The food bank’s network of churches across the borough also provides collection points, and many of the schools in the borough also donate, particularly around Harvest Festival time. The amount of food donated seems to be on the increase, as awareness grows about the need for food banks.
A small but committed army – the vast majority of them volunteers – keeps the show on the road. In Greenwich borough there is one central food bank warehouse, where food is sorted by volunteers according to type and its ‘best before’ date. They also check it is undamaged, then pack it into boxes and store it, ready for use. Food is then taken to foodbank centres by van, where it’s made up into food parcels ready for use.
The Greenwich food bank operation is thriving in no small part because of its volunteers of all ages and background. Many of them are drawn from local churches. Some are secondary-aged children helping out for an hour or two as some form of local community activity. A number of volunteers work ‘front of house’ – greeting clients who bring in food vouchers issued by frontline professionals such as social workers, GPs and Citizens Advice Bureau staff. If facilities are available – as is the case in Eltham – they’ll get a cup of tea and the chance of some emotional support as well as an emergency food supply. A lot of ‘signposting’ can get done at this point, if clients can spare the time and energy to talk. The volunteers I see are great at engaging with the people who come in,. They try their best to offer useful help, or whatever it is that someone needs most that day.
Some clients just want a person they can talk to who will actually take their minds off the harsh realities of the ghastly situation they’re in. Sometimes they don’t want ‘solutions’. They might want help with a crossword rather than analysis of the likely outcome of their application for employment and support allowance.
The people I’ve seen are instinctively good at knowing what clients really need. Yes, they need food on the table, but more than that they want to be valued for who they are. Many of the clients end up wanting to volunteer at the food bank themselves.
Maeve Adams, a lovely lady with a grown-up daughter, is long-standing volunteer in the Eltham warehouse. She doesn’t meet clients, as her role is to sort out the donations as they’re received. She’s very committed indeed, and has been helping here for over a year. She dedicates a couple of hours each Wednesday and Friday. Why does she spend so much of her free time volunteering? ‘The first time I heard about food banks was on the news. I didn’t realise there was still a need for food banks. I’m not naive, but I didn’t realise they still existed. That was a shock. I really enjoy helping out here.’

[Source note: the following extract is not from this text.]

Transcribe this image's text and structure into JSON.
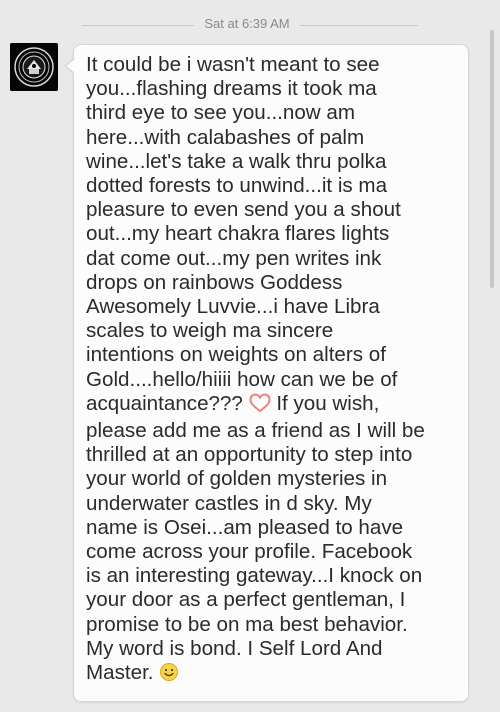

She does have religious convictions – she’s a Catholic – and for her it’s about wanting to give something back to the community. ‘We’ve all got our own individual ways to feel wanted and needed, and for me I feel that I’ve got that balance. There are people worse off than me. The people here volunteer for different reasons. There are different age groups, but everyone here has the same intentions, so it’s easy to blend in. We want to do something good.’